Start of Record set

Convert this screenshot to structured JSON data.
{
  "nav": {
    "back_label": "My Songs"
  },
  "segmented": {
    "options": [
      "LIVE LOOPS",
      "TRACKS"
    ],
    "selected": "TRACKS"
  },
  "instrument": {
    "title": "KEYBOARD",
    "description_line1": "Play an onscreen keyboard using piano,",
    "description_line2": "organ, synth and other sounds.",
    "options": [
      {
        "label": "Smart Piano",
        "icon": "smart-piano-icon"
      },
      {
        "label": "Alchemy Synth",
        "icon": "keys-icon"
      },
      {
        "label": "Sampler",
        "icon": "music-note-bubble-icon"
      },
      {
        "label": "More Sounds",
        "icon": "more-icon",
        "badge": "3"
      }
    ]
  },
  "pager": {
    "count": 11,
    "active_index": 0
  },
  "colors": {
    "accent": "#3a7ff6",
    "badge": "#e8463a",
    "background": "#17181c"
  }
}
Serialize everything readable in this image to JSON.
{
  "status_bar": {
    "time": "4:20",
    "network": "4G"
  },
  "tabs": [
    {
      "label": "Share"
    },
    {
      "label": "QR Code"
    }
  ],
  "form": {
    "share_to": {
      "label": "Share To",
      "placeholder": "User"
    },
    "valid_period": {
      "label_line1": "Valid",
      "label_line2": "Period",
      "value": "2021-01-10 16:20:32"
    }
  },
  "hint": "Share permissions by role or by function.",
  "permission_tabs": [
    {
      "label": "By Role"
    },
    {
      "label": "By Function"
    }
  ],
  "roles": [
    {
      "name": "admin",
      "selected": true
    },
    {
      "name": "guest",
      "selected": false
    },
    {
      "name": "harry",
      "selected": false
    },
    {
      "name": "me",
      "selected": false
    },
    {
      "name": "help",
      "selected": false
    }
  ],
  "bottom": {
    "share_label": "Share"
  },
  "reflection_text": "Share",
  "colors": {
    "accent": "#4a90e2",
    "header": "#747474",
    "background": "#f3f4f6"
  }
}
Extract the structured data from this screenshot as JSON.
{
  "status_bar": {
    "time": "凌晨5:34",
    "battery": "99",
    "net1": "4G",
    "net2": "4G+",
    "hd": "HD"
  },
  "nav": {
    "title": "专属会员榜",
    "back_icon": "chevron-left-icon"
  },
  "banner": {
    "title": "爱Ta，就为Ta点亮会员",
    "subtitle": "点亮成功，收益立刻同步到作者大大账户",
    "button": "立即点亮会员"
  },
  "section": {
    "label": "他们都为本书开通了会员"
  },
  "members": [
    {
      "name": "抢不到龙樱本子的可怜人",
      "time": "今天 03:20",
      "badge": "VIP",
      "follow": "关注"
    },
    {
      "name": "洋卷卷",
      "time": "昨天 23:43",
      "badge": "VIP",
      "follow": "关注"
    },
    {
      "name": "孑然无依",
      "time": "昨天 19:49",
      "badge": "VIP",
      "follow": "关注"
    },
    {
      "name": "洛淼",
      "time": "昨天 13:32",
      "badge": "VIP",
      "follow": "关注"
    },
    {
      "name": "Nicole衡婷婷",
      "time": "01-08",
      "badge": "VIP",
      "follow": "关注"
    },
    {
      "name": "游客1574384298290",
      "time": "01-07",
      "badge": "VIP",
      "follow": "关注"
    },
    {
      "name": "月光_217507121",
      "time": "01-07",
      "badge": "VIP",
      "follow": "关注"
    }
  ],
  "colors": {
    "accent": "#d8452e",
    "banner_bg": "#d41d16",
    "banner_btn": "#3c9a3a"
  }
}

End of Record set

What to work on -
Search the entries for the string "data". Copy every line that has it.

Written solution -
Convert this screenshot to structured JSON data.
Extract the structured data from this screenshot as JSON.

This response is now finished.